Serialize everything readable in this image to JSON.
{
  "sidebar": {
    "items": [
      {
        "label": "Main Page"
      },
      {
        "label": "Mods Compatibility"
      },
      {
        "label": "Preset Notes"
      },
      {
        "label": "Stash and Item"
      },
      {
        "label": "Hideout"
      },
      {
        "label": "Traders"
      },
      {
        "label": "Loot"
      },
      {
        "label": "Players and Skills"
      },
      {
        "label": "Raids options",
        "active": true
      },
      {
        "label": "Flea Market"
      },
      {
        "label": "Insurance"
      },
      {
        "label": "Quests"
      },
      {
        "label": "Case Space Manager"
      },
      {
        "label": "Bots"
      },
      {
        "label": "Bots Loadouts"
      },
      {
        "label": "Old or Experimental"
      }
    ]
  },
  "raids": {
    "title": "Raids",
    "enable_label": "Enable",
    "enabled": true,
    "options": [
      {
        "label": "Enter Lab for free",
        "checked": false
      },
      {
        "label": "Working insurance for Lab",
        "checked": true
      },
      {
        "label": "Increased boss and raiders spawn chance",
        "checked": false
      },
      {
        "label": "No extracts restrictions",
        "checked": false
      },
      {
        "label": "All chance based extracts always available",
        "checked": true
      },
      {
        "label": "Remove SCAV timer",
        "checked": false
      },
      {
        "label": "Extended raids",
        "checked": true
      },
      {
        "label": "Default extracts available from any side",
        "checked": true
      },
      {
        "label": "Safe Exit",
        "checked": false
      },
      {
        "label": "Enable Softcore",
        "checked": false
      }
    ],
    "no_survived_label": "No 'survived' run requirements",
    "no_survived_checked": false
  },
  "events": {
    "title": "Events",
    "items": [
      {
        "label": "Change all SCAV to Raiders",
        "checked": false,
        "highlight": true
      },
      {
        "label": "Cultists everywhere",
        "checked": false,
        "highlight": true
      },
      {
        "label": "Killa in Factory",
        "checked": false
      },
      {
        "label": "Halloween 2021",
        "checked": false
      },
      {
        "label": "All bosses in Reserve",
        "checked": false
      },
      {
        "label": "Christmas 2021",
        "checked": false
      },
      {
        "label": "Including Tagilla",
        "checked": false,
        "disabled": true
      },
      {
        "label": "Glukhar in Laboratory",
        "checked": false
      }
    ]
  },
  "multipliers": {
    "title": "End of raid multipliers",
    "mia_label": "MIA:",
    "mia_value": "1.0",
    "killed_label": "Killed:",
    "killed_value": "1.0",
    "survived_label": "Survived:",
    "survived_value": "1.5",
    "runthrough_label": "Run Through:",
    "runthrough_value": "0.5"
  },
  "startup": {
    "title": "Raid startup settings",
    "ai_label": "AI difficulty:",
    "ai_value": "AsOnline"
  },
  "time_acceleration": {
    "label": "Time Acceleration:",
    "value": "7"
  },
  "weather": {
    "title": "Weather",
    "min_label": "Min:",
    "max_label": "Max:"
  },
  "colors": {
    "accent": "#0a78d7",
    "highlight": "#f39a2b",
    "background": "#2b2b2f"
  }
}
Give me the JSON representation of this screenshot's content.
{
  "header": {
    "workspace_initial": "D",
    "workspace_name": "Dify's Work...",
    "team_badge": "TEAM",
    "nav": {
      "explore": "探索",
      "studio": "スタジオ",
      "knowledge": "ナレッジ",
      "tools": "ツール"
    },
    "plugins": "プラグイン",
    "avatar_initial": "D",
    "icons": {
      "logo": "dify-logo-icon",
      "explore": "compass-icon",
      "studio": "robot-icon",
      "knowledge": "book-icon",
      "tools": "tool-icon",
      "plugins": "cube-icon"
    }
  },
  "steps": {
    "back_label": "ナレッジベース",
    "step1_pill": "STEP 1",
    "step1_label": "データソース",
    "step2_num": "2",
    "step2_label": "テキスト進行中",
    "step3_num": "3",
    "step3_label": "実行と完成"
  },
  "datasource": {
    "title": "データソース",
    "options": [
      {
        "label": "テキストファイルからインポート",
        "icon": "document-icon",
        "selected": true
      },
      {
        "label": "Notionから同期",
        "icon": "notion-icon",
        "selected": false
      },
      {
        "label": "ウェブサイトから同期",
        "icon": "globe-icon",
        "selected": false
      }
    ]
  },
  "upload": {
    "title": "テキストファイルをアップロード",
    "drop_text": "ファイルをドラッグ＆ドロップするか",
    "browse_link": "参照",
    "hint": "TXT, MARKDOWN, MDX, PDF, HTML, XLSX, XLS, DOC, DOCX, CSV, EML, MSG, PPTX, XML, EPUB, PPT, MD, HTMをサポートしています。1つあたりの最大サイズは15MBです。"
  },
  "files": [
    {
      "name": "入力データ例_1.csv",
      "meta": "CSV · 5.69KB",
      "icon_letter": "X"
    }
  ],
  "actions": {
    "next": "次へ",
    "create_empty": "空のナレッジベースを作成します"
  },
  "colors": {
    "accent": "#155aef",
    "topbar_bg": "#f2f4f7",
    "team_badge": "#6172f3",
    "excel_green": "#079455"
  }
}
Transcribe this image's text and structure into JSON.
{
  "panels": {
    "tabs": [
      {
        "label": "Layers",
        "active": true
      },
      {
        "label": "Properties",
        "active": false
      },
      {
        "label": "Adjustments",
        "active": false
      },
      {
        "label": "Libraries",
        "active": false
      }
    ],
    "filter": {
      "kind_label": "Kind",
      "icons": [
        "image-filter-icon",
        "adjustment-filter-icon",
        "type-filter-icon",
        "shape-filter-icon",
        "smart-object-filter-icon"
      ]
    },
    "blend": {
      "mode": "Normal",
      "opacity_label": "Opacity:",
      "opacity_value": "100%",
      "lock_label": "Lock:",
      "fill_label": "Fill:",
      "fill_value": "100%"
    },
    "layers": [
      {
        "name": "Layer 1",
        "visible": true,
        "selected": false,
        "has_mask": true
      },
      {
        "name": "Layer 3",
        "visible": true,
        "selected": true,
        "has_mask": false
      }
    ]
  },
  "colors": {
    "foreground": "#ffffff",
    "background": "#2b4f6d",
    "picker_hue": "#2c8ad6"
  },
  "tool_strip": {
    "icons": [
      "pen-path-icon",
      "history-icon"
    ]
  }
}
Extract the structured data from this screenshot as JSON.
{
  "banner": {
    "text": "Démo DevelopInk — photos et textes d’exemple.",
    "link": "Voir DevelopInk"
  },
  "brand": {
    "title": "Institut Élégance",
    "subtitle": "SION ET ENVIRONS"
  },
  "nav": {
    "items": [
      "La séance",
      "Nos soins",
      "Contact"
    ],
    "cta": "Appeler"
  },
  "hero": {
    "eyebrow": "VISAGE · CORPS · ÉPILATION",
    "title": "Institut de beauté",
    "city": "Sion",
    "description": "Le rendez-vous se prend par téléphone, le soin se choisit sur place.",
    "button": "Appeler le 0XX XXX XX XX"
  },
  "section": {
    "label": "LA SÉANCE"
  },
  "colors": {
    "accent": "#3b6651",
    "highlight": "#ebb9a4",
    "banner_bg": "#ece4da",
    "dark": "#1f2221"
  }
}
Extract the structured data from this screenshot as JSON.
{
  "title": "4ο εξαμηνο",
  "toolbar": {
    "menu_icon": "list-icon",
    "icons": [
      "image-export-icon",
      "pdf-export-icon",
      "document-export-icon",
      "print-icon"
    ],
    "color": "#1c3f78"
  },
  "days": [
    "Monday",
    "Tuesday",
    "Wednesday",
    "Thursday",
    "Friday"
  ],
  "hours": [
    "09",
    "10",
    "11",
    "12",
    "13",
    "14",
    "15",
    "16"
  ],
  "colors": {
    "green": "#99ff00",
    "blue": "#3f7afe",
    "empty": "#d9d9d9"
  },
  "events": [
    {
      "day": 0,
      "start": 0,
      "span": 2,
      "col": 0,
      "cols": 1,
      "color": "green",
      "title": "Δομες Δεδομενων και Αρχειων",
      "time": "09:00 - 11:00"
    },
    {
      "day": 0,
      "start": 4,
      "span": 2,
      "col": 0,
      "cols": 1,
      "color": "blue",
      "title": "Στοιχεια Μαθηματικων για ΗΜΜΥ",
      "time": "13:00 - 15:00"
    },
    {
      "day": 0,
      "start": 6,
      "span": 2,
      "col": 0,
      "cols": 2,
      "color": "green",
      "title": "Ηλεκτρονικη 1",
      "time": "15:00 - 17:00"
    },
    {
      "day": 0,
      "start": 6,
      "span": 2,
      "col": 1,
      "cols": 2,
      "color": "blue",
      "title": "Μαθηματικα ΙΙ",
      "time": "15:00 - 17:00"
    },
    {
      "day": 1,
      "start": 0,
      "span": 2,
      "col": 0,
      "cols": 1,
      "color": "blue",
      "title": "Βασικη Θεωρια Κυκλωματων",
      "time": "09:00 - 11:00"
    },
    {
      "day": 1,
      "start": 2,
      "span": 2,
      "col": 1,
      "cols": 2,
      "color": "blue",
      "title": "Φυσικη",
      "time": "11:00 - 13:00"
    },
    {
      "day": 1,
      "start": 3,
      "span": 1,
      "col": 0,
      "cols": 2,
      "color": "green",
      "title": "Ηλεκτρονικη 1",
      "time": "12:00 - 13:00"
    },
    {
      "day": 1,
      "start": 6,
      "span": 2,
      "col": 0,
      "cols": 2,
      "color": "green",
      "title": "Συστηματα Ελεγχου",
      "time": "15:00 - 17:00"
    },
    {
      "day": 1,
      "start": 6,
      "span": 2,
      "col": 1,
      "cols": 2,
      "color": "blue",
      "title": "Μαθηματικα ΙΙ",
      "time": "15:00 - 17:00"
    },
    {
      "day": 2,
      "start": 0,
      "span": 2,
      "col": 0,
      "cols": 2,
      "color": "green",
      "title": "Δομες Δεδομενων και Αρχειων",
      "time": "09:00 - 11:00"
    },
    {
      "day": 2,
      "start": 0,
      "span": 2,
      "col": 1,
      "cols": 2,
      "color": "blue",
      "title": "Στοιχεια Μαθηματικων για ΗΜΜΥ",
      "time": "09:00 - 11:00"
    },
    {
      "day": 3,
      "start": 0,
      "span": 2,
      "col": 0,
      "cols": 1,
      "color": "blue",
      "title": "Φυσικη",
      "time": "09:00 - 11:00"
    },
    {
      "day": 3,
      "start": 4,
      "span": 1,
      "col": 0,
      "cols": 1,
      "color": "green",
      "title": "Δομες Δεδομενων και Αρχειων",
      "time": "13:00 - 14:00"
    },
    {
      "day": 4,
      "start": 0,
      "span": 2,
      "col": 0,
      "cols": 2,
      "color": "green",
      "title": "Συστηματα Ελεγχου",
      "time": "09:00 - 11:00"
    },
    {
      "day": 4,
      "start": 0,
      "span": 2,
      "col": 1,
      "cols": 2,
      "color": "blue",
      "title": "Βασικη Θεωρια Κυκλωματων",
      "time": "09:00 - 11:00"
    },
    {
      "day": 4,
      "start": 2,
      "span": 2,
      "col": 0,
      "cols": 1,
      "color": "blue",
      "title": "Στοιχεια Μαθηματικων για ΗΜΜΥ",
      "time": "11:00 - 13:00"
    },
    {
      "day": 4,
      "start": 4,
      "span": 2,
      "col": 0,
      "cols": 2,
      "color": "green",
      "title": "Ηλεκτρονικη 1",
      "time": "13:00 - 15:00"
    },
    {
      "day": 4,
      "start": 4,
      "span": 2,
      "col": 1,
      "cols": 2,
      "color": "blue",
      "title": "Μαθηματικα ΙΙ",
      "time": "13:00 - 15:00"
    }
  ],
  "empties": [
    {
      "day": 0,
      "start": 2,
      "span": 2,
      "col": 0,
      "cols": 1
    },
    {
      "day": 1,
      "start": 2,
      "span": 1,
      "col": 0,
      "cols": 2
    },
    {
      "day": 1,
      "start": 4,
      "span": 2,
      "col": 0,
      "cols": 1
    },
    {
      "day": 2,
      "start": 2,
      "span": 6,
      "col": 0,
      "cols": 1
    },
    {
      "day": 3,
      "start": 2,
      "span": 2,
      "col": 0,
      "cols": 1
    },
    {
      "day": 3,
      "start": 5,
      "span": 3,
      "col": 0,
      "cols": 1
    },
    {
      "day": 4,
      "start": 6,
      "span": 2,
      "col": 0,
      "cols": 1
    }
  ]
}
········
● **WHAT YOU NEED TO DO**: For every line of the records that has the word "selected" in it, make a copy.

● **WRITTEN ANSWER**:
        "selected": true
        "selected": false
        "selected": false
        "selected": false,
        "selected": true,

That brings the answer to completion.